**Given entries:**
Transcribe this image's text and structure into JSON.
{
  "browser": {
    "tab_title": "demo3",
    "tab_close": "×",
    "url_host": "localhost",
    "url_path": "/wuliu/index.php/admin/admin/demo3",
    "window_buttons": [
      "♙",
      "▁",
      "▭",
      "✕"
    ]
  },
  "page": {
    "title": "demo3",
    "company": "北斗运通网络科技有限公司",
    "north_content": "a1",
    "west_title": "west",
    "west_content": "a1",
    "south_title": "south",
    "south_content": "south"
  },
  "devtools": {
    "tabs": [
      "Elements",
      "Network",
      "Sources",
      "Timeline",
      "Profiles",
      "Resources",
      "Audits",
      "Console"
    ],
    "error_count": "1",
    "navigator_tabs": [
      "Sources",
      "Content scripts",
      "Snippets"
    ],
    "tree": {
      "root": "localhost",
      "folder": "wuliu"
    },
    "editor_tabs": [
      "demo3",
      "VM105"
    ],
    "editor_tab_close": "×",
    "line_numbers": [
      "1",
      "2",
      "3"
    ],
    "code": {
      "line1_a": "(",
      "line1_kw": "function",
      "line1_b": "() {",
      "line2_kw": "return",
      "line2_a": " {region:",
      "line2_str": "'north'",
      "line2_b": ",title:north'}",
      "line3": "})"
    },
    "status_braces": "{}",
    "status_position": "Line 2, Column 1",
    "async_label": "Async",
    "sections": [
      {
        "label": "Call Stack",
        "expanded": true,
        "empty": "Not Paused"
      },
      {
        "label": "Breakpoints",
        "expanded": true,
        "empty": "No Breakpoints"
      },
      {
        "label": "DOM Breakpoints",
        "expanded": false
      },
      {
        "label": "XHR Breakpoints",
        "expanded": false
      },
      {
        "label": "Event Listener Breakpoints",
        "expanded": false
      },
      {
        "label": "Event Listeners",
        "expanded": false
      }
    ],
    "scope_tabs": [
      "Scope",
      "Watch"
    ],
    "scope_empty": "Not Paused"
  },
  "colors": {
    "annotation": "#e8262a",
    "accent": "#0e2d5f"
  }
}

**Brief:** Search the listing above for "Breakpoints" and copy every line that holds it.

**Output of the exercise:**
        "label": "Breakpoints",
        "empty": "No Breakpoints"
        "label": "DOM Breakpoints",
        "label": "XHR Breakpoints",
        "label": "Event Listener Breakpoints",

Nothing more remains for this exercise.